Josie Lynn Catindig
International Rice Research Institute, Los Baños, Philippines
Expertise in arthropod taxonomy is now very scarce. There are very few taxonomic experts in the world who can identify specimens to species levels and describe new species discovered in nature. In the national systems, many scientists working on pest management are unable to identify pests and natural enemies to species levels. The shortage of specialists in pest and natural enemy diagnosis is acute and there is a need to find new diagnostic tools. One way to overcome the shortage is through the use of remote microscopy and the internet to link national scientists and taxonomic specialists. Such a system will still require communication between scientists in the field and taxonomic expertise.
The usual way of identifying insects is the use of identification keys based on their morphological features. This is highly dependent of specialized taxonomic expertise and is also time consuming. DNA bar coding can be a useful tool for identification in taxonomy. It is a process where a short but specific gene tags or barcodes are utilized to distinguish one species from another (Hebert & Gregory 2005). The technique was first proposed by Hebert et al in 2003 as a universal species diagnostic in their paper entitled “Biological identification through DNA barcodes”. The mitochondrial gene cytochrome c oxidase I (COI) can serve as the core of a global bioidentification system for animals. Working in collaboration with Dr David Gopurenko, a scientist in molecular systematics in New South Wales, Department of Primary Industries, IRRI is beginning to barcode and establish a barcode reference for identified hymenopteran parasitoids from IRRI’s arthropod collection to be available for use in species matching and identification.

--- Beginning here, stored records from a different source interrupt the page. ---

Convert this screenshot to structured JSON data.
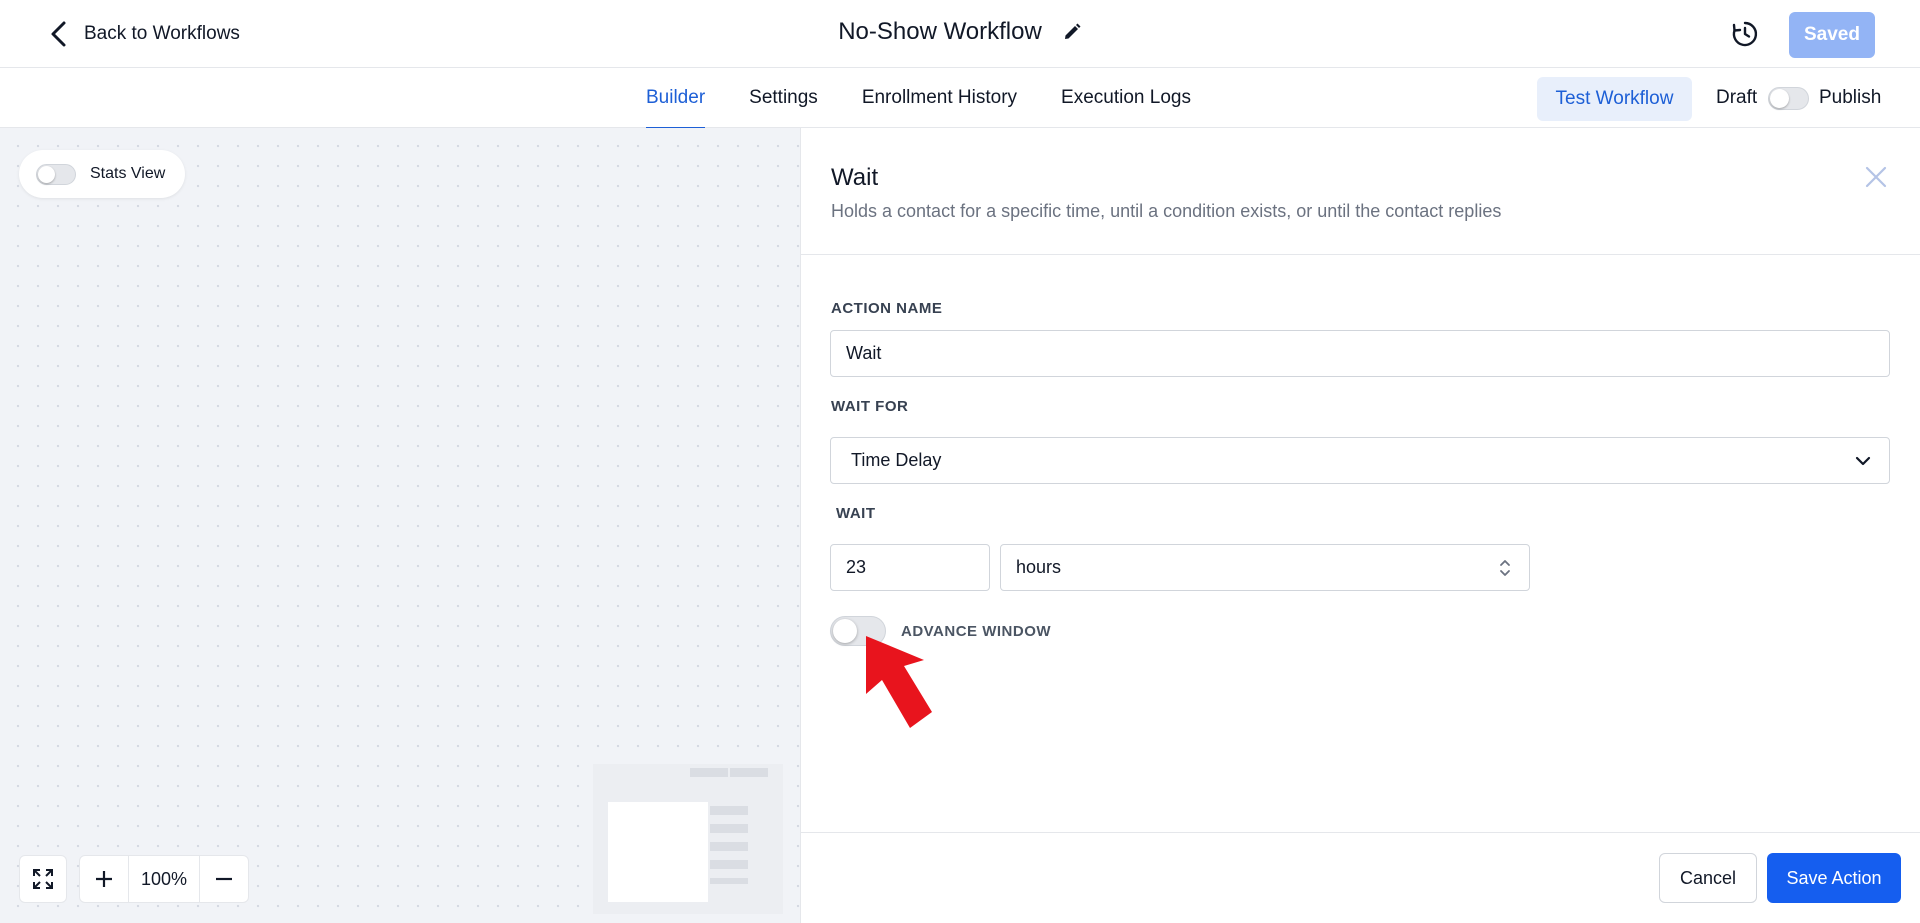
{
  "header": {
    "back_label": "Back to Workflows",
    "title": "No-Show Workflow",
    "saved_label": "Saved"
  },
  "nav": {
    "tabs": [
      {
        "label": "Builder",
        "active": true
      },
      {
        "label": "Settings",
        "active": false
      },
      {
        "label": "Enrollment History",
        "active": false
      },
      {
        "label": "Execution Logs",
        "active": false
      }
    ],
    "test_workflow_label": "Test Workflow",
    "draft_label": "Draft",
    "publish_label": "Publish",
    "published": false
  },
  "canvas": {
    "stats_view_label": "Stats View",
    "stats_view_on": false,
    "zoom_level": "100%"
  },
  "panel": {
    "title": "Wait",
    "description": "Holds a contact for a specific time, until a condition exists, or until the contact replies",
    "action_name_label": "ACTION NAME",
    "action_name_value": "Wait",
    "wait_for_label": "WAIT FOR",
    "wait_for_value": "Time Delay",
    "wait_label": "WAIT",
    "wait_amount": "23",
    "wait_unit": "hours",
    "advance_window_label": "ADVANCE WINDOW",
    "advance_window_on": false,
    "cancel_label": "Cancel",
    "save_label": "Save Action"
  },
  "colors": {
    "accent": "#155eef",
    "saved_disabled": "#93b4f5",
    "annotation_arrow": "#e8141d"
  }
}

Species identification using DNA barcodes starts with a specimen either fresh or dried. In the laboratory short pieces of DNA that are diagnostic for a species is collected. For example, a tiny piece of the specimen’s tissue such as a leg is used to extract its DNA.
The BOLDSYSTEMS, established in 2005, is like a library with a searchable repository for barcode records. It is an online workbench that aids collection, management, analysis, and use of DNA barcodes. It has three main components: first, it is a repository for the specimen and sequence records that form the basic data unit of all barcode studies; second, it is a workbench that aids the management, quality assurance and analysis of barcode; and third, it provides a vehicle for collaboration across geographically dispersed research communities by coupling flexible security and data entry features with web-based delivery.
To guide the users, the BOLDSYSTEMS has the following menu: Databases link to access resources such as a public data portal, barcode index number, publication and primers used in the generation of barcodes; Taxonomy link provides a page that displays the kingdom of life being bar coded, their images, distribution map and other details for each taxon; Identification link provides access to identification engines of animal, plant and fungi; Workbench link provides access to BOLD data analysis, records of specimen data submitted, and management workbench; and Resources link provide access to site documentation, training materials and workflow documents.
DNA bar coding as a taxonomic tool along with the barcode library such as in the BOLDSYSTEMS will help scientists rapidly sort, compare and identify specimens. It will also emphasize taxa or reveal cryptic species, which may represent new biological species.
BOLDSYSTEMS in http://www.barcodinglife.com
Hebert PDN, Cywinska A, Ball SL, deWaard JR. 2003. Biological identifications through DNA barcodes. Proc. R. Soc. Lond. 270:313-321.
Hebert PDN, Gregory RT. 2005. The promise of DNA barcoding for Taxonomy. Systematic Biology 54(5): 852-859.